In the past, this was the usual term for a wine that was not allowed to be enriched with sugar (in order to increase its alcohol content). One of the attributes used for this was " naturally pure", but this was abolished in 1971 in connection with the German wine law. As a result, the "Verband deutscher Naturweinversteigerer" (Association of German Natural Wine Auctioneers) became the well-known successor institution VDP (Verband Deutscher Prädikatsweingüter) in 1972. In Germany and Austria, the designation "Natur", but also "echt", "rein" and "Gesundheitswein", as well as word combinations with these, are not permitted.

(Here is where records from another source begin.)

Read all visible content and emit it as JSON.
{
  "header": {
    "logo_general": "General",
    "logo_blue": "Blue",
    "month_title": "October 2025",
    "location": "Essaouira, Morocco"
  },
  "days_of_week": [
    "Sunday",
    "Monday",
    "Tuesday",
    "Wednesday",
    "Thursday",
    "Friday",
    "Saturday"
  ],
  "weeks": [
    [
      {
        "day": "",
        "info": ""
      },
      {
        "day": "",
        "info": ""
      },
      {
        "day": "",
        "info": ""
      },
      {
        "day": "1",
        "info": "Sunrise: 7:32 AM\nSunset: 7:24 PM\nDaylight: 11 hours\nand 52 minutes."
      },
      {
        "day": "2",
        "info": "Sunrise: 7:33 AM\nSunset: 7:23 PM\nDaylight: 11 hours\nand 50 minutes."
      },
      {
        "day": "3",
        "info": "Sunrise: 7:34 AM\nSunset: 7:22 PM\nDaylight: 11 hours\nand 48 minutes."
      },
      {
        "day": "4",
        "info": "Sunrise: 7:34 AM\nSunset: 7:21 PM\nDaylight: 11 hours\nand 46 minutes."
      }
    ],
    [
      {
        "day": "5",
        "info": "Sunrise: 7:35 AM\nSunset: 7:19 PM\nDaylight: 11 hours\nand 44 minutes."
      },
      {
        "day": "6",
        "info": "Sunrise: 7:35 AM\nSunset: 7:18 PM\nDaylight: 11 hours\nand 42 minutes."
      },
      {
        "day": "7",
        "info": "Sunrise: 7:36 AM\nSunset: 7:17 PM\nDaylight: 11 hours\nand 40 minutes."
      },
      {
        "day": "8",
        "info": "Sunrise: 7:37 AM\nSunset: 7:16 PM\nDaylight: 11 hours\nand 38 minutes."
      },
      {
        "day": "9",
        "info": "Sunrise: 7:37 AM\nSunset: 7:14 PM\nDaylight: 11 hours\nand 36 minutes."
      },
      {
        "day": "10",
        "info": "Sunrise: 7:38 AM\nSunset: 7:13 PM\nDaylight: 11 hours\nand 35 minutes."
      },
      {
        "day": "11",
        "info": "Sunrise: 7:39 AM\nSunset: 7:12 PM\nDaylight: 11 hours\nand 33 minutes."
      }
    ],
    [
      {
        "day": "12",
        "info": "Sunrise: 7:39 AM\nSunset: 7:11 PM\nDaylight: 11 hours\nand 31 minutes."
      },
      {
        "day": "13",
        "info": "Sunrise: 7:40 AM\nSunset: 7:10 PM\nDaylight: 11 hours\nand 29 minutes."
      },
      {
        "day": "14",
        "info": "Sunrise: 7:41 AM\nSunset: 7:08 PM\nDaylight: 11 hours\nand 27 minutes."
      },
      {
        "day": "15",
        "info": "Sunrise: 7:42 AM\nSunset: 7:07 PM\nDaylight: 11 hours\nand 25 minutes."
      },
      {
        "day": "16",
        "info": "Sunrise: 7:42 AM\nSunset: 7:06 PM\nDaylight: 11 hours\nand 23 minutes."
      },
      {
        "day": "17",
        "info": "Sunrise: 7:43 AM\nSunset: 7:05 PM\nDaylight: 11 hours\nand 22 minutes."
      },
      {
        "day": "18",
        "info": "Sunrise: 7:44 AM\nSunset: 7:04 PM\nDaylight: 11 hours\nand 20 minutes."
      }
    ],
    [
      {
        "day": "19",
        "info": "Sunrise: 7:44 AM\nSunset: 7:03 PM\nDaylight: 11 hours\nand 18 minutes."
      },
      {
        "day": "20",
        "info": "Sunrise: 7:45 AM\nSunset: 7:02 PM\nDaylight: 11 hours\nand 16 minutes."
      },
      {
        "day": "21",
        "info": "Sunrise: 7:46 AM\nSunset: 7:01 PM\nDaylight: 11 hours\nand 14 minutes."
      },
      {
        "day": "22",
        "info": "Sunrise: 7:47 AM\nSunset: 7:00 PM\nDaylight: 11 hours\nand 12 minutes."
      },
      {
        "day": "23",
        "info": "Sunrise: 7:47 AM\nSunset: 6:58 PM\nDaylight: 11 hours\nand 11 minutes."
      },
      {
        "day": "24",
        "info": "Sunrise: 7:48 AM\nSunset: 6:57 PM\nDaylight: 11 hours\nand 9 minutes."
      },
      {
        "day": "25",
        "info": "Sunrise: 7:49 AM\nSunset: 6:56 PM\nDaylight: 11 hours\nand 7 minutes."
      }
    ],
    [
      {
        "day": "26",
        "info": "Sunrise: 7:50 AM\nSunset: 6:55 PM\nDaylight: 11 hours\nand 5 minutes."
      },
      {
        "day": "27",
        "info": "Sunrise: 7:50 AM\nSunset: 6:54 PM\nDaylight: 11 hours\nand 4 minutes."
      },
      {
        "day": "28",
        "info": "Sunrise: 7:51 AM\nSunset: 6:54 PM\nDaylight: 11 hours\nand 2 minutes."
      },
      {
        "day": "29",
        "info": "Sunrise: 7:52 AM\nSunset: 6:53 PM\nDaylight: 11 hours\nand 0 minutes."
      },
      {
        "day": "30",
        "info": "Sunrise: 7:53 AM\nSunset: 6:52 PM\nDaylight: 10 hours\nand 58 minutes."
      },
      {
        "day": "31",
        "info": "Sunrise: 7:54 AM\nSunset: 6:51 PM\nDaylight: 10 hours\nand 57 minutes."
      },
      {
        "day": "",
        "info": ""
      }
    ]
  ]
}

The legislator assumes that wine is in principle a natural product and that additional designations with "natur" and similar are misleading competition for the consumer. On a case-by-case basis, wines for which special cellar techniques and/or means have been dispensed with during vinification are described as "natural wines". However, this has no meaning under wine law and is prohibited on the label and in advertising. The terms natural wine or natural wine are also used for the alternative wine types Natural Wine and Orange Wine. However, none of these names have any meaning under wine law. In purely colloquial terms, natural wine is sometimes also understood to mean organic wine (eco-wine) within the framework of organic viticulture with, in contrast, defined production specifications under wine law.